If you have been living under a rock this weekend you might have missed the fact that it was the London Marathon on Sunday. I was visiting my daughter in west London and decided that I would like to stay until Sunday and watch the marathon, and also support a Cleobury club member, Joanne Watson, who was running for the NSPCC.
I was up early to be on the 8am tube with my daughter and members of the running club she belongs to. It was surprising to find that the people there, ready to carry the straw bales (yes, really) and everything else needed to set up, almost filled a tube carriage. One even turned up having stopped en route to pick up the pre ordered hot bacon rolls for breakfast. This cheer squad was clearly organised with military efficiency!
It was clear that those organising had done this before, and the cheer post was set up just past mile 23 very quickly. There was a live band also setting up just behind us which was a known feature, and one we would be very glad of later.
Did I mention that snow had been forecast? Well it didn’t snow but it was pretty darn cold, and the wind was bitter. Great for running but spectating was going to be a little uncomfortable. Unless you took preventative action, and tested the straw bales out at the same time.
We watched the mini marathon kids set off (kudos to the kid who lost a shoe but carried on racing!) but had actually been there for hours before there was any real action. The time sped by just chatting about races, dancing to keep warm, and cheering anything that ran. Not many other marshals were so well cheered I’m sure. Once the competitors started going through it was just fantastic fun. You barely noticed the cold.(Yes, I’m lying).
My photos of the leaders turned out better than my Mo Farrah picture from 2014 where I just caught him before he ran out of the left of the frame.
The running was the main feature but you could be forgiven for thinking that we were all just there to party. Believe me when I say that the cheering and encouragement given by the Ealing Eagles is second to none. They are a very loud (in a good way) bunch – and the noise when a competing Eagle went through was incredible.
It was amazing to witness. Mr Eagle should have been given a medal – I don’t think he stood still all day. I did wonder how many feathers were going to be left in his boas by days end as there seemed to be lots on the road!
The cool conditions clearly suited my friend from Cleobury Mortimer running club as she arrived at our point a good five minutes before the first time I was supposed to be looking for her. That might explain the quality of the photograph – she’s in there somewhere. Sorry Joanne!
As time went on the enthusiasm wasn’t diminished at all. The cheering was just as loud, the singing just as
bad loud too, and the dancing got better as drink was involved.
Sadly I had to drive home to Worcestershire and knew I would have to leave before all of the later runners went through. I was particularly sad about that as I so admire anyone who dresses up in inappropriate fancy dress, or is just running for a cause important to them despite not really being ‘a runner’. Believe me guys – if you got round a marathon course you are very definitely a runner, and a massive well done.
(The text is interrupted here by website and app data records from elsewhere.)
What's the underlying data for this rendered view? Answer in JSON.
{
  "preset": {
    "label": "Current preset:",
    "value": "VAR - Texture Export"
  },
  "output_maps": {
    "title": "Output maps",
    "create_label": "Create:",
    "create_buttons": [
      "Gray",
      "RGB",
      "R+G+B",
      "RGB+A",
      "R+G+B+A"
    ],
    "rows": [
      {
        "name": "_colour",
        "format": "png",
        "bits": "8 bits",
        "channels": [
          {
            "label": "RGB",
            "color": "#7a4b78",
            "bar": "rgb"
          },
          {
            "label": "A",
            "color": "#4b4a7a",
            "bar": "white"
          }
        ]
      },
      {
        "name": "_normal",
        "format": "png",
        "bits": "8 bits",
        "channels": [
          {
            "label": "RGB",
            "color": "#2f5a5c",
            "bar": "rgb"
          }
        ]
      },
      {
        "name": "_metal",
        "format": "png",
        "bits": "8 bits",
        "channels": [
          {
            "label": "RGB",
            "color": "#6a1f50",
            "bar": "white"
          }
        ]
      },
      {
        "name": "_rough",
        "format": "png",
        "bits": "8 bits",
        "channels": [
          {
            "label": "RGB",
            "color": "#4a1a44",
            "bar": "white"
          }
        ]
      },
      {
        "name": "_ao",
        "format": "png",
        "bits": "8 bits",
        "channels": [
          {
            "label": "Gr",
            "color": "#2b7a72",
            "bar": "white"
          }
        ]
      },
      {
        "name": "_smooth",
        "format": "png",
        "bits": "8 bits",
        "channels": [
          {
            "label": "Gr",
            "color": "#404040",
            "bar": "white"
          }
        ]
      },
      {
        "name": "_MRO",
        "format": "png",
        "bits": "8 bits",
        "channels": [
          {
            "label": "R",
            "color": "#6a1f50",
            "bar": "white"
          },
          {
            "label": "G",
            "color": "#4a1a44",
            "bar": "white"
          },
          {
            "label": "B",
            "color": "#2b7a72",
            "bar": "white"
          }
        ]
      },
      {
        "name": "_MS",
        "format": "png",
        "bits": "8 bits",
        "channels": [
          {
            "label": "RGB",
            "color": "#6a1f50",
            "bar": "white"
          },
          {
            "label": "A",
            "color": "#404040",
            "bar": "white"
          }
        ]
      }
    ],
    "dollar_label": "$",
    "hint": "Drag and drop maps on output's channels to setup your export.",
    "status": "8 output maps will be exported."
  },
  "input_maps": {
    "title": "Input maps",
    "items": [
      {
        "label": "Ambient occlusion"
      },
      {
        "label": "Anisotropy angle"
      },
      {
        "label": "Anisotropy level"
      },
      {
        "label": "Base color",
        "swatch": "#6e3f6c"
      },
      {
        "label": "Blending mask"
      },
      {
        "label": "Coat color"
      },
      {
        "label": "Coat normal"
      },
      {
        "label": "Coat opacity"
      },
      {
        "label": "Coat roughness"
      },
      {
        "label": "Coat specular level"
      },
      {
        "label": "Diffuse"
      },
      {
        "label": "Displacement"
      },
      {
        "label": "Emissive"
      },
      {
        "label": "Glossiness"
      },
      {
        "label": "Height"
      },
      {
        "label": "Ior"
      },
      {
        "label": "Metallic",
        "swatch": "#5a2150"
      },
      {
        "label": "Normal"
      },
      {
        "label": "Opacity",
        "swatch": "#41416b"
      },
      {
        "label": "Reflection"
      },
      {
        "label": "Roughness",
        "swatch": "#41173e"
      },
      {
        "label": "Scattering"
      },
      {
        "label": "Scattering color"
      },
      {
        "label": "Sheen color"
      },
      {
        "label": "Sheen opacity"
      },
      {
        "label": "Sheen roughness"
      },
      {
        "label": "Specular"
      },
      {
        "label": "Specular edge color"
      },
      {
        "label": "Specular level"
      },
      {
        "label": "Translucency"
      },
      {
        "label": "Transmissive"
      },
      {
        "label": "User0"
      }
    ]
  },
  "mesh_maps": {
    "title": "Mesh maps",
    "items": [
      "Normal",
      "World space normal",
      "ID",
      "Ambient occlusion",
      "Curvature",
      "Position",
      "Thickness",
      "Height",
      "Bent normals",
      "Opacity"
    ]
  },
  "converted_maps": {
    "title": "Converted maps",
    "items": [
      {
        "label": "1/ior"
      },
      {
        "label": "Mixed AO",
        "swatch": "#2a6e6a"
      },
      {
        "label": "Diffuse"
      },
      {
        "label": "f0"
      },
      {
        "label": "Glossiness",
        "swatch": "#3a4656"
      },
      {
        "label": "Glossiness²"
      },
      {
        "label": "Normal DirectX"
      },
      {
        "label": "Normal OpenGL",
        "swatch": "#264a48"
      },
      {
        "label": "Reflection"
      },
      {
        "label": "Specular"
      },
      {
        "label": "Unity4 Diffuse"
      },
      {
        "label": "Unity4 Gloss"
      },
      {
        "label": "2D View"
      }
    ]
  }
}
A particularly massive well done to Joanne, who looks ridiculously fresh despite having finished in 3:46:58!
There should be credit given to everyone involved in the marathon organisation as it is so slick, but also to the staff at TFL who were almost without exception cheerful and helpful despite dealing with an unbelievable amount of people trying to move around by tube. I salute you all!
If you haven’t been to London for the marathon I can strongly recommend it. The atmosphere is superb, and I’m sure that if you are fortunate enough to get a place to run you must feel like a superstar with all of the support – and so you should.